The attackers, according to the report, tended to access the victims' online bank accounts late at night. They intercepted the two-factor authentication codes and completed the money transfer transaction.

The Diameter protocol, the upcoming SS7 replacement for 5G networks, is apparently not any safer. It also has vulnerabilities, as well, notes the Federal Communications Commission's Legacy Systems Risk Reductions final report, produced by its Communications, Security, Reliability and Interoperability Council.

Read more about the SS7 exploit here.

Dark Reading's Quick Hits delivers a brief synopsis and summary of the significance of breaking news events. For more information from the original source of the news item, please follow the link provided in this article. View Full Bio

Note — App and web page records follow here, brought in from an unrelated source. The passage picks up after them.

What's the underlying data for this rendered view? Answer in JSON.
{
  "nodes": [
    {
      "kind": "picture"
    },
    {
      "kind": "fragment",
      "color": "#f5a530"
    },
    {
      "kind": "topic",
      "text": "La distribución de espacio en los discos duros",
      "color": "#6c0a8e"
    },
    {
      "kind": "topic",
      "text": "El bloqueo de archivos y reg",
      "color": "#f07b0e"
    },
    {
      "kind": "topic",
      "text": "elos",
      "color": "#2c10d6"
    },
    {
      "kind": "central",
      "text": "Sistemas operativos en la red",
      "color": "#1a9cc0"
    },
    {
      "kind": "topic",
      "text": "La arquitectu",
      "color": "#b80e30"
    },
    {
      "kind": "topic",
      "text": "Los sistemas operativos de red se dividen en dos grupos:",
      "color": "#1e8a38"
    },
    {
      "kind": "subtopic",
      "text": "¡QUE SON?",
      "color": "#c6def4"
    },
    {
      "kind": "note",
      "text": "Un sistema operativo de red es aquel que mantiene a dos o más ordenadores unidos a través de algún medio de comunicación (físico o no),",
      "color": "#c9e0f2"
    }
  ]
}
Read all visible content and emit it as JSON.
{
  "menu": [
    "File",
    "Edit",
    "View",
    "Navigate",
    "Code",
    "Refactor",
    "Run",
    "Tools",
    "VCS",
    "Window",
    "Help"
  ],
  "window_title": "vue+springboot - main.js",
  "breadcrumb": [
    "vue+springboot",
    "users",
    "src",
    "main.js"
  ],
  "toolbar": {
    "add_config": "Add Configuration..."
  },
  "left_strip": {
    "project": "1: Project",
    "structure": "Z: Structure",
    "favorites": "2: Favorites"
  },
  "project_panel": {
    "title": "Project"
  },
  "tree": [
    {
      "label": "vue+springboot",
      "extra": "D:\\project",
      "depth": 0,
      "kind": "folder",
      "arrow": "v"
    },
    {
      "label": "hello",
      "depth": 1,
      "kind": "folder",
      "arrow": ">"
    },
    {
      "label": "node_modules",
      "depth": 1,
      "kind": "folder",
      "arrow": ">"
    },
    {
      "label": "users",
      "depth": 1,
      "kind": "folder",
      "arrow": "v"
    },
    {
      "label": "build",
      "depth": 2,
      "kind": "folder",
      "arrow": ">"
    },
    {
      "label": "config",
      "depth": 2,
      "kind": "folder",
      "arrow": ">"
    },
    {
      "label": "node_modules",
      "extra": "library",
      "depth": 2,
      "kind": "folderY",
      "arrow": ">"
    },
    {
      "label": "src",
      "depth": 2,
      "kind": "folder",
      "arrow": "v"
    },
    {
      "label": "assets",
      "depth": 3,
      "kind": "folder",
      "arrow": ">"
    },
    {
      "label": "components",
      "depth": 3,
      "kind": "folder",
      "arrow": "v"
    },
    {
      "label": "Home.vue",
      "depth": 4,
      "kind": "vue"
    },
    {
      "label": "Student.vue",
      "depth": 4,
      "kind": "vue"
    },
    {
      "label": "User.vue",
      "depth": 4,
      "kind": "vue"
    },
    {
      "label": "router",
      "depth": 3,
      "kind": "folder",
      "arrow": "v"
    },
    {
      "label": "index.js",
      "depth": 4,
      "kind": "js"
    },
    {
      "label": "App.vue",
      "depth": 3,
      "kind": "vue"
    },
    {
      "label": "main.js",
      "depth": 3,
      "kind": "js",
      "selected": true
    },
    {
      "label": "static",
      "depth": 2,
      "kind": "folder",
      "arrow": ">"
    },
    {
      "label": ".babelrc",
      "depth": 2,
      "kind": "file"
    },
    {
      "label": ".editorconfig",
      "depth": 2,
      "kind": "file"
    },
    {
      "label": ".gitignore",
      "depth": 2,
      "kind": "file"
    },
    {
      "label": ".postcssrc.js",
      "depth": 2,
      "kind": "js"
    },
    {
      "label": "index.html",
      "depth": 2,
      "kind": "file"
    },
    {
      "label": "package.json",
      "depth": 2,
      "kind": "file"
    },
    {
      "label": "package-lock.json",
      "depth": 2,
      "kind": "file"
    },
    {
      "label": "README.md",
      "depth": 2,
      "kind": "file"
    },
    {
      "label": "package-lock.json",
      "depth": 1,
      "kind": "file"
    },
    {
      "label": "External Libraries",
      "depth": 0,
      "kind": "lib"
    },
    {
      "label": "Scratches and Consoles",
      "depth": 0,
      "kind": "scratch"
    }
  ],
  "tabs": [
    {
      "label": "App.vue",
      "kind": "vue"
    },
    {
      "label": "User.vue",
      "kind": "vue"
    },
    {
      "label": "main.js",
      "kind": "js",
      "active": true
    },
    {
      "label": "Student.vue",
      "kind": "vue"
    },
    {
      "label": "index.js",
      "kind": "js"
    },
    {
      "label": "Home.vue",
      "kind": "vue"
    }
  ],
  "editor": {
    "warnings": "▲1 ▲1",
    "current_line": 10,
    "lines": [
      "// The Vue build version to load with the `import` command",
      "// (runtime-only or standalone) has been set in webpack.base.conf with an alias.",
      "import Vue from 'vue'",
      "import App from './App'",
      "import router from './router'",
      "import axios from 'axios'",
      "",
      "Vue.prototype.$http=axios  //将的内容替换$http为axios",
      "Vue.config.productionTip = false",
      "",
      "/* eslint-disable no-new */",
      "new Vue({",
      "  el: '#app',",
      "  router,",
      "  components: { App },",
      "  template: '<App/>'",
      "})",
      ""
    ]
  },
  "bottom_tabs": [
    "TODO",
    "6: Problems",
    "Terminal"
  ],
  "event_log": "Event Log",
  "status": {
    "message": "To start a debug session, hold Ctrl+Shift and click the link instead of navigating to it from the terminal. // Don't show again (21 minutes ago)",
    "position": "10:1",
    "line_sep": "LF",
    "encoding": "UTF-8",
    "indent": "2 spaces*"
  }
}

Comment  | 
Print  | 
More Insights
Comments
Newest First  |  Oldest First  |  Threaded View
Russia Hacked Clinton's Computers Five Hours After Trump's Call
Robert Lemos, Technology Journalist/Data Researcher,  4/19/2019
Tips for the Aftermath of a Cyberattack
Kelly Sheridan, Staff Editor, Dark Reading,  4/17/2019
Register for Dark Reading Newsletters
White Papers
Video
Cartoon
Current Issue
5 Emerging Cyber Threats to Watch for in 2019
Online attackers are constantly developing new, innovative ways to break into the enterprise. This Dark Reading Tech Digest gives an in-depth look at five emerging attack trends and exploits your security team should look out for, along with helpful recommendations on how you can prevent your organization from falling victim.
Flash Poll
Twitter Feed
Dark Reading - Bug Report
Bug Report
Enterprise Vulnerabilities
From DHS/US-CERT's National Vulnerability Database
CVE-2019-11378
PUBLISHED: 2019-04-20
An issue was discovered in ProjectSend r1053. upload-process-form.php allows finished_files[]=../ directory traversal. It is possible for users to read arbitrary files and (potentially) access the supporting database, delete arbitrary files, access user passwords, or run arbitrary code.
CVE-2019-11372
PUBLISHED: 2019-04-20
An out-of-bounds read in MediaInfoLib::File__Tags_Helper::Synched_Test in Tag/File__Tags.cpp in MediaInfoLib in MediaArea MediaInfo 18.12 leads to a crash.
CVE-2019-11373
PUBLISHED: 2019-04-20
An out-of-bounds read in File__Analyze::Get_L8 in File__Analyze_Buffer.cpp in MediaInfoLib in MediaArea MediaInfo 18.12 leads to a crash.
CVE-2019-11374
PUBLISHED: 2019-04-20
74CMS v5.0.1 has a CSRF vulnerability to add a new admin user via the index.php?m=Admin&c=admin&a=add URI.
CVE-2019-11375
PUBLISHED: 2019-04-20
Msvod v10 has a CSRF vulnerability to change user information via the admin/member/edit.html URI.